Billy Davis. (Jeff Fusco)
Surrounded by a horde of reporters in the Eagles locker room, Billy Davis took full responsibility. Just minutes prior, his defense allowed 45 points and 521 total yards to a previously below-.500 Buccaneers team.
Tampa Bay broke several records at The Linc, including the franchise mark for number of players (five) to catch a touchdown pass. They also became the first road team in NFL history to have a quarterback throw five touchdown passes and a running back to rush for at least 200 yards.
“I didn’t see this one coming,” Davis said. “We didn’t do anything well today starting with coaching. We didn’t stop the run and we gave up five touchdown passes. There are no excuses for anybody. It was an awful day.” Read more »
Brent Celek. (Jeff Fusco)
Prior to the Eagles game Sunday against the Dolphins, many expected them to use a run-heavy offense and exploit the NFL’s second-to-worst run defense.
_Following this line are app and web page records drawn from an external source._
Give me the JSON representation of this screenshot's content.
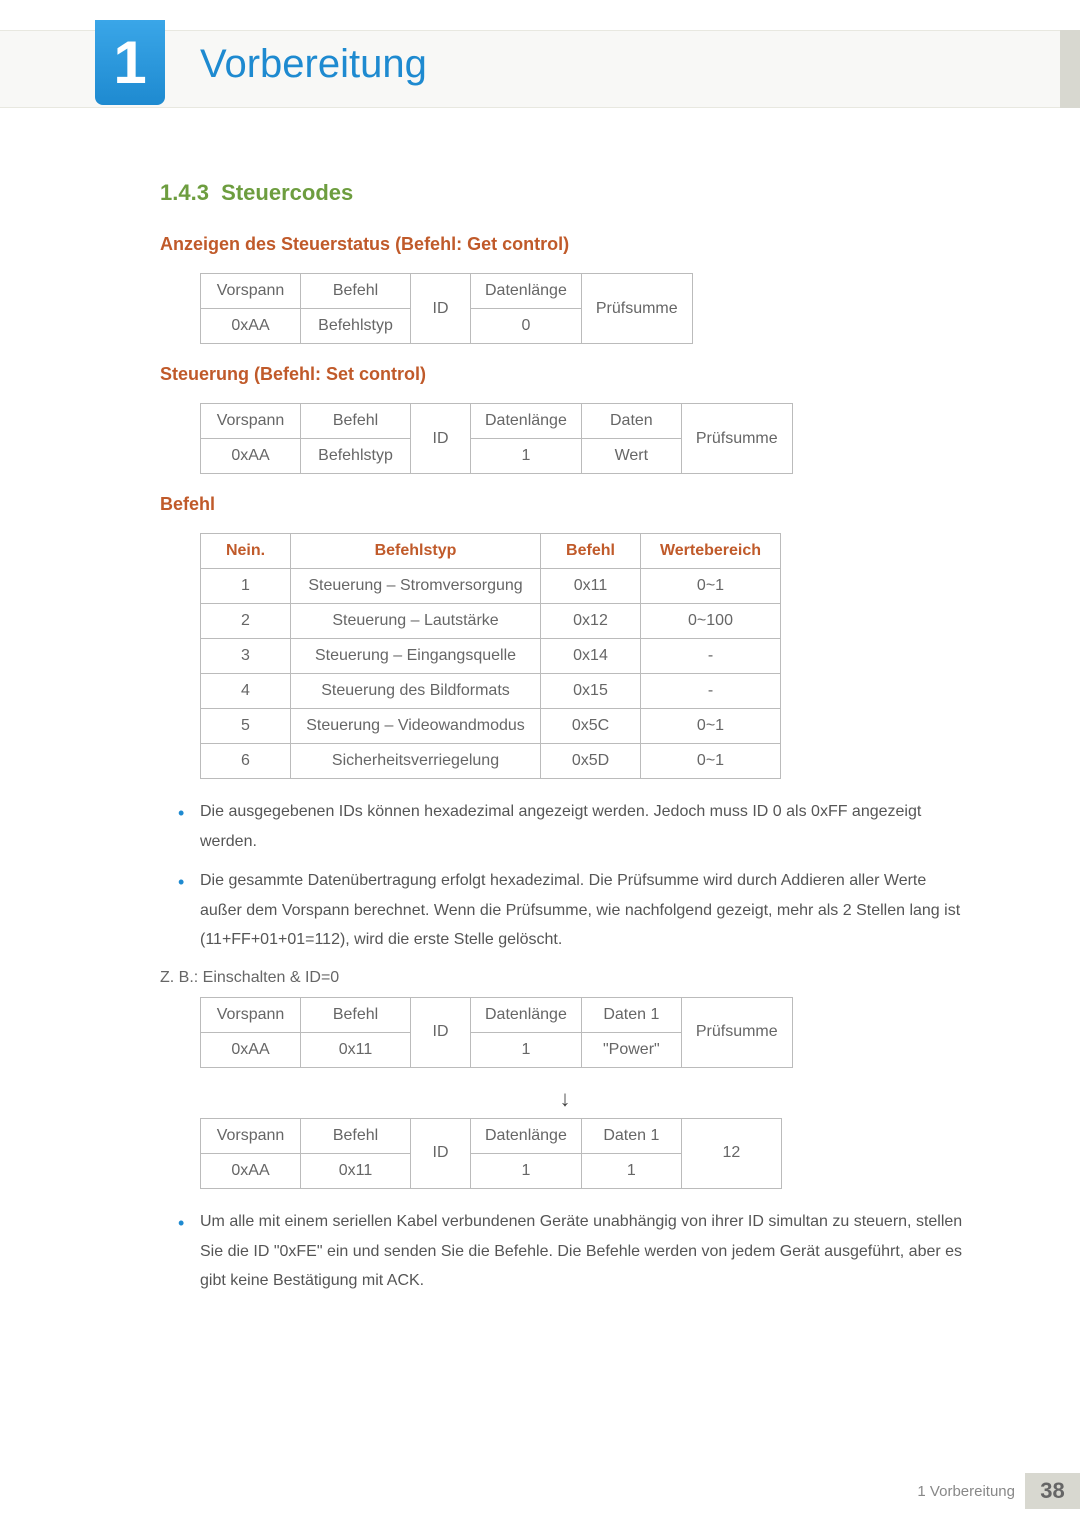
{
  "chapter": {
    "number": "1",
    "title": "Vorbereitung"
  },
  "section": {
    "number": "1.4.3",
    "title": "Steuercodes"
  },
  "sub1": "Anzeigen des Steuerstatus (Befehl: Get control)",
  "table1": {
    "r1": {
      "c1": "Vorspann",
      "c2": "Befehl",
      "c3": "ID",
      "c4": "Datenlänge",
      "c5": "Prüfsumme"
    },
    "r2": {
      "c1": "0xAA",
      "c2": "Befehlstyp",
      "c4": "0"
    }
  },
  "sub2": "Steuerung (Befehl: Set control)",
  "table2": {
    "r1": {
      "c1": "Vorspann",
      "c2": "Befehl",
      "c3": "ID",
      "c4": "Datenlänge",
      "c5": "Daten",
      "c6": "Prüfsumme"
    },
    "r2": {
      "c1": "0xAA",
      "c2": "Befehlstyp",
      "c4": "1",
      "c5": "Wert"
    }
  },
  "sub3": "Befehl",
  "cmdlist": {
    "head": {
      "c1": "Nein.",
      "c2": "Befehlstyp",
      "c3": "Befehl",
      "c4": "Wertebereich"
    },
    "rows": [
      {
        "n": "1",
        "t": "Steuerung – Stromversorgung",
        "b": "0x11",
        "r": "0~1"
      },
      {
        "n": "2",
        "t": "Steuerung – Lautstärke",
        "b": "0x12",
        "r": "0~100"
      },
      {
        "n": "3",
        "t": "Steuerung – Eingangsquelle",
        "b": "0x14",
        "r": "-"
      },
      {
        "n": "4",
        "t": "Steuerung des Bildformats",
        "b": "0x15",
        "r": "-"
      },
      {
        "n": "5",
        "t": "Steuerung – Videowandmodus",
        "b": "0x5C",
        "r": "0~1"
      },
      {
        "n": "6",
        "t": "Sicherheitsverriegelung",
        "b": "0x5D",
        "r": "0~1"
      }
    ]
  },
  "bullets1": [
    "Die ausgegebenen IDs können hexadezimal angezeigt werden. Jedoch muss ID 0 als 0xFF angezeigt werden.",
    "Die gesammte Datenübertragung erfolgt hexadezimal. Die Prüfsumme wird durch Addieren aller Werte außer dem Vorspann berechnet. Wenn die Prüfsumme, wie nachfolgend gezeigt, mehr als 2 Stellen lang ist (11+FF+01+01=112), wird die erste Stelle gelöscht."
  ],
  "example_label": "Z. B.: Einschalten & ID=0",
  "table3": {
    "r1": {
      "c1": "Vorspann",
      "c2": "Befehl",
      "c3": "ID",
      "c4": "Datenlänge",
      "c5": "Daten 1",
      "c6": "Prüfsumme"
    },
    "r2": {
      "c1": "0xAA",
      "c2": "0x11",
      "c4": "1",
      "c5": "\"Power\""
    }
  },
  "arrow": "↓",
  "table4": {
    "r1": {
      "c1": "Vorspann",
      "c2": "Befehl",
      "c3": "ID",
      "c4": "Datenlänge",
      "c5": "Daten 1",
      "c6": "12"
    },
    "r2": {
      "c1": "0xAA",
      "c2": "0x11",
      "c4": "1",
      "c5": "1"
    }
  },
  "bullets2": [
    "Um alle mit einem seriellen Kabel verbundenen Geräte unabhängig von ihrer ID simultan zu steuern, stellen Sie die ID \"0xFE\" ein und senden Sie die Befehle. Die Befehle werden von jedem Gerät ausgeführt, aber es gibt keine Bestätigung mit ACK."
  ],
  "footer": {
    "text": "1 Vorbereitung",
    "page": "38"
  }
}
But then they averaged just 2.3 yards per carry against Miami, so it wasn’t surprising they threw the ball 48 times compared to 36 rushes.
However, even before their struggles against Miami on the ground, they relied on the pass to move the ball down the field, throwing for nearly 400 yards (although -39 sack yards hurt their total number of passing yards). They utilized their tight ends in particular as Brent Celek accumulated 134 receiving yards, his highest total since 2012 and the third-most of his career, while Zach Ertz added seven catches for 68 receiving yards.
“We just thought those match-ups for us were something we felt like going into the game [with],” Chip Kelly said. “We run the ball a lot with Brent when Brent is in there, so obviously we felt like in play-action pass, we could exploit some things there, and I thought Brent did a really nice job with it.
“They made some adjustments and played a little bit more man coverage than zone coverage to kind of take some of that stuff away, but we felt like those match-ups on the inside with their linebackers and safeties were to our advantage with our tight ends.” Read more »